• **Task objective**: Please retype every record below exactly, leaving the pictures out.

[Dataset rows describing interfaces]
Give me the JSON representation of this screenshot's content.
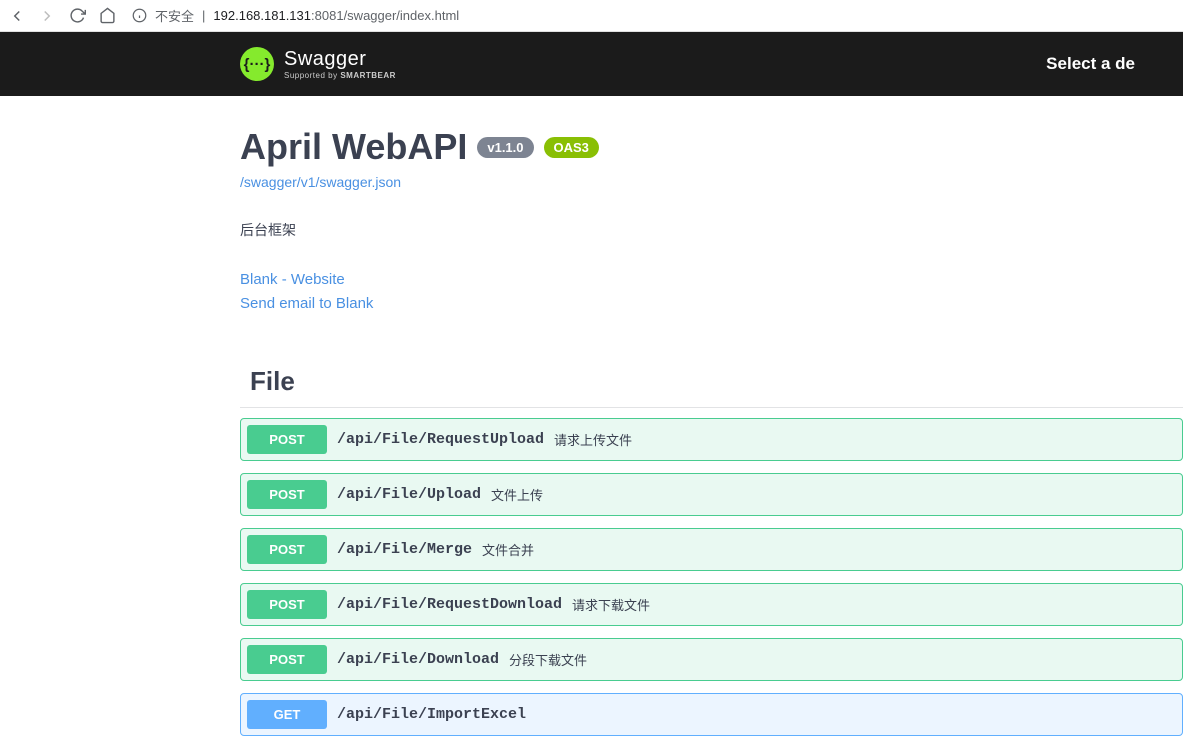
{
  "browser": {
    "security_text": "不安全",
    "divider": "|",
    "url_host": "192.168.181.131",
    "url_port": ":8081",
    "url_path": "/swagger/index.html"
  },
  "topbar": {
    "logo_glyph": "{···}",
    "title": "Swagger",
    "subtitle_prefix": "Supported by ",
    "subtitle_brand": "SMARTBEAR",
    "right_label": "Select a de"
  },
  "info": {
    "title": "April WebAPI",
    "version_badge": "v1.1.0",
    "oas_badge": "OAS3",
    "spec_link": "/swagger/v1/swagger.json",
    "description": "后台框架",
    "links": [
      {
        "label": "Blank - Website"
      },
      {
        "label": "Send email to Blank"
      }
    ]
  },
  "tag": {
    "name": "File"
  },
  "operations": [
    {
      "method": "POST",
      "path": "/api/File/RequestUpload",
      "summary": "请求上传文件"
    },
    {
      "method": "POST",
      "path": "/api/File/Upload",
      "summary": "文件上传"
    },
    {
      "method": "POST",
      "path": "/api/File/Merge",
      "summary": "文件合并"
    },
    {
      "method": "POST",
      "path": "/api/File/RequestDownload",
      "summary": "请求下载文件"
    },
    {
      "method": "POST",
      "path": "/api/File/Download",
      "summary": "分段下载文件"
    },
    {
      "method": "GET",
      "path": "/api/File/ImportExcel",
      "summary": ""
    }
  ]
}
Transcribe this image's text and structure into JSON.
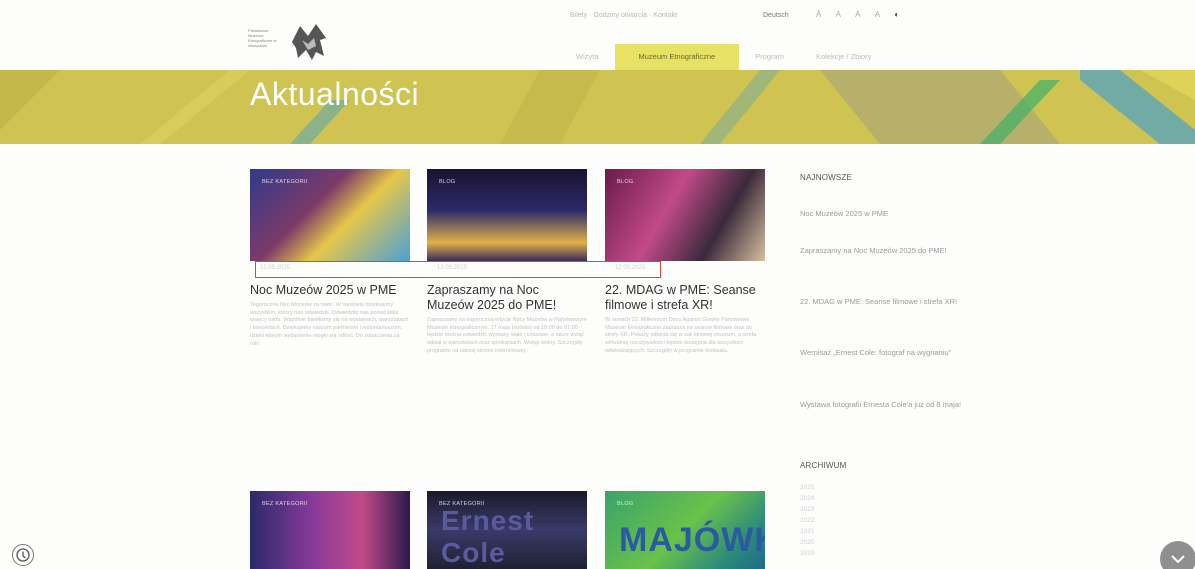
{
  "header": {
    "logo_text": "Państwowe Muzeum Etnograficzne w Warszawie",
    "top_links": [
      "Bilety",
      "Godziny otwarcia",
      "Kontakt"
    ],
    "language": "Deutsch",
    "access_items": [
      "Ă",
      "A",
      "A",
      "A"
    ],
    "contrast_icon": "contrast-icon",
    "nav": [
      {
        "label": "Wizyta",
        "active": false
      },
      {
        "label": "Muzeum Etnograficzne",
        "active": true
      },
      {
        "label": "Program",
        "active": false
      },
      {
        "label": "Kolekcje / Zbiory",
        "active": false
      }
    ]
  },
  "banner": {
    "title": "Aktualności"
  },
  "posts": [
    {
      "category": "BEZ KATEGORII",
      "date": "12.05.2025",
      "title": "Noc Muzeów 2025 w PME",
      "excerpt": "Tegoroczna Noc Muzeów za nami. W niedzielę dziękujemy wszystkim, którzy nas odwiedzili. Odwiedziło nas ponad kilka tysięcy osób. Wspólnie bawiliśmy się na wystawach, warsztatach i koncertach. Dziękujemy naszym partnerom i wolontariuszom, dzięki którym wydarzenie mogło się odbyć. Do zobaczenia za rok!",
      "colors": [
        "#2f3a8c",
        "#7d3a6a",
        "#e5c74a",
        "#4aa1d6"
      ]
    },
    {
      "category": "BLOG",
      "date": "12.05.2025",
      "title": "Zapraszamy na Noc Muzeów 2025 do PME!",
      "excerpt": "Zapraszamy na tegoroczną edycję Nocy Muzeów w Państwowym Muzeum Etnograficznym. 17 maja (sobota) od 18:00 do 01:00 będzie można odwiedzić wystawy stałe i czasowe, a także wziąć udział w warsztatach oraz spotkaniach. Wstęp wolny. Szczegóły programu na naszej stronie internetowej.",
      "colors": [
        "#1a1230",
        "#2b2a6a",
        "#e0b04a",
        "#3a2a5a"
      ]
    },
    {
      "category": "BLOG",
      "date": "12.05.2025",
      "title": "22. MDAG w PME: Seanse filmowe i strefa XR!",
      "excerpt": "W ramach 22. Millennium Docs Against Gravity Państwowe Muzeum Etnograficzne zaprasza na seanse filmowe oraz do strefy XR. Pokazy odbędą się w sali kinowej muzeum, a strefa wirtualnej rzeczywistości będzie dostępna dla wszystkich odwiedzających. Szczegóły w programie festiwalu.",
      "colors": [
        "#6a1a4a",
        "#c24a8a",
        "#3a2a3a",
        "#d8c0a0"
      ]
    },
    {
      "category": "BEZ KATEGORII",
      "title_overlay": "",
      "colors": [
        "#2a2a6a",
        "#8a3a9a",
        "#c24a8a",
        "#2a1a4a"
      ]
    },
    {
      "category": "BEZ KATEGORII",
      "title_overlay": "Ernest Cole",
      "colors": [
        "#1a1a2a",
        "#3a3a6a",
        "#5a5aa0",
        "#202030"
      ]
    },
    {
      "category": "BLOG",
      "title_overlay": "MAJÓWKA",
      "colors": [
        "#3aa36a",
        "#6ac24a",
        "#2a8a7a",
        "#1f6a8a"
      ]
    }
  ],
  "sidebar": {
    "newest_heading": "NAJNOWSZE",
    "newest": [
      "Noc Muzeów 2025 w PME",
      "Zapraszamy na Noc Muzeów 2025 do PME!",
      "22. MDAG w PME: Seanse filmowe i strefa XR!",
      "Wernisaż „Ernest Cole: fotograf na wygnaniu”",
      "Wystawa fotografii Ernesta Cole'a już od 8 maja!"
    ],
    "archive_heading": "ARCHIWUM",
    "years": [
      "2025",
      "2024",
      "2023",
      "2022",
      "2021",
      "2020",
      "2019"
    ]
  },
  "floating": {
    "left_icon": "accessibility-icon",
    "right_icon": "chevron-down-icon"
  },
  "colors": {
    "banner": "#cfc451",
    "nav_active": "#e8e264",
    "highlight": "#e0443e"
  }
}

• **Task solution**:
Give me the JSON representation of this screenshot's content.
{
  "browser": {
    "security_text": "不安全",
    "divider": "|",
    "url_host": "192.168.181.131",
    "url_port": ":8081",
    "url_path": "/swagger/index.html"
  },
  "topbar": {
    "logo_glyph": "{···}",
    "title": "Swagger",
    "subtitle_prefix": "Supported by ",
    "subtitle_brand": "SMARTBEAR",
    "right_label": "Select a de"
  },
  "info": {
    "title": "April WebAPI",
    "version_badge": "v1.1.0",
    "oas_badge": "OAS3",
    "spec_link": "/swagger/v1/swagger.json",
    "description": "后台框架",
    "links": [
      {
        "label": "Blank - Website"
      },
      {
        "label": "Send email to Blank"
      }
    ]
  },
  "tag": {
    "name": "File"
  },
  "operations": [
    {
      "method": "POST",
      "path": "/api/File/RequestUpload",
      "summary": "请求上传文件"
    },
    {
      "method": "POST",
      "path": "/api/File/Upload",
      "summary": "文件上传"
    },
    {
      "method": "POST",
      "path": "/api/File/Merge",
      "summary": "文件合并"
    },
    {
      "method": "POST",
      "path": "/api/File/RequestDownload",
      "summary": "请求下载文件"
    },
    {
      "method": "POST",
      "path": "/api/File/Download",
      "summary": "分段下载文件"
    },
    {
      "method": "GET",
      "path": "/api/File/ImportExcel",
      "summary": ""
    }
  ]
}
Transcribe this image's text and structure into JSON.
{
  "header": {
    "logo_text": "Państwowe Muzeum Etnograficzne w Warszawie",
    "top_links": [
      "Bilety",
      "Godziny otwarcia",
      "Kontakt"
    ],
    "language": "Deutsch",
    "access_items": [
      "Ă",
      "A",
      "A",
      "A"
    ],
    "contrast_icon": "contrast-icon",
    "nav": [
      {
        "label": "Wizyta",
        "active": false
      },
      {
        "label": "Muzeum Etnograficzne",
        "active": true
      },
      {
        "label": "Program",
        "active": false
      },
      {
        "label": "Kolekcje / Zbiory",
        "active": false
      }
    ]
  },
  "banner": {
    "title": "Aktualności"
  },
  "posts": [
    {
      "category": "BEZ KATEGORII",
      "date": "12.05.2025",
      "title": "Noc Muzeów 2025 w PME",
      "excerpt": "Tegoroczna Noc Muzeów za nami. W niedzielę dziękujemy wszystkim, którzy nas odwiedzili. Odwiedziło nas ponad kilka tysięcy osób. Wspólnie bawiliśmy się na wystawach, warsztatach i koncertach. Dziękujemy naszym partnerom i wolontariuszom, dzięki którym wydarzenie mogło się odbyć. Do zobaczenia za rok!",
      "colors": [
        "#2f3a8c",
        "#7d3a6a",
        "#e5c74a",
        "#4aa1d6"
      ]
    },
    {
      "category": "BLOG",
      "date": "12.05.2025",
      "title": "Zapraszamy na Noc Muzeów 2025 do PME!",
      "excerpt": "Zapraszamy na tegoroczną edycję Nocy Muzeów w Państwowym Muzeum Etnograficznym. 17 maja (sobota) od 18:00 do 01:00 będzie można odwiedzić wystawy stałe i czasowe, a także wziąć udział w warsztatach oraz spotkaniach. Wstęp wolny. Szczegóły programu na naszej stronie internetowej.",
      "colors": [
        "#1a1230",
        "#2b2a6a",
        "#e0b04a",
        "#3a2a5a"
      ]
    },
    {
      "category": "BLOG",
      "date": "12.05.2025",
      "title": "22. MDAG w PME: Seanse filmowe i strefa XR!",
      "excerpt": "W ramach 22. Millennium Docs Against Gravity Państwowe Muzeum Etnograficzne zaprasza na seanse filmowe oraz do strefy XR. Pokazy odbędą się w sali kinowej muzeum, a strefa wirtualnej rzeczywistości będzie dostępna dla wszystkich odwiedzających. Szczegóły w programie festiwalu.",
      "colors": [
        "#6a1a4a",
        "#c24a8a",
        "#3a2a3a",
        "#d8c0a0"
      ]
    },
    {
      "category": "BEZ KATEGORII",
      "title_overlay": "",
      "colors": [
        "#2a2a6a",
        "#8a3a9a",
        "#c24a8a",
        "#2a1a4a"
      ]
    },
    {
      "category": "BEZ KATEGORII",
      "title_overlay": "Ernest Cole",
      "colors": [
        "#1a1a2a",
        "#3a3a6a",
        "#5a5aa0",
        "#202030"
      ]
    },
    {
      "category": "BLOG",
      "title_overlay": "MAJÓWKA",
      "colors": [
        "#3aa36a",
        "#6ac24a",
        "#2a8a7a",
        "#1f6a8a"
      ]
    }
  ],
  "sidebar": {
    "newest_heading": "NAJNOWSZE",
    "newest": [
      "Noc Muzeów 2025 w PME",
      "Zapraszamy na Noc Muzeów 2025 do PME!",
      "22. MDAG w PME: Seanse filmowe i strefa XR!",
      "Wernisaż „Ernest Cole: fotograf na wygnaniu”",
      "Wystawa fotografii Ernesta Cole'a już od 8 maja!"
    ],
    "archive_heading": "ARCHIWUM",
    "years": [
      "2025",
      "2024",
      "2023",
      "2022",
      "2021",
      "2020",
      "2019"
    ]
  },
  "floating": {
    "left_icon": "accessibility-icon",
    "right_icon": "chevron-down-icon"
  },
  "colors": {
    "banner": "#cfc451",
    "nav_active": "#e8e264",
    "highlight": "#e0443e"
  }
}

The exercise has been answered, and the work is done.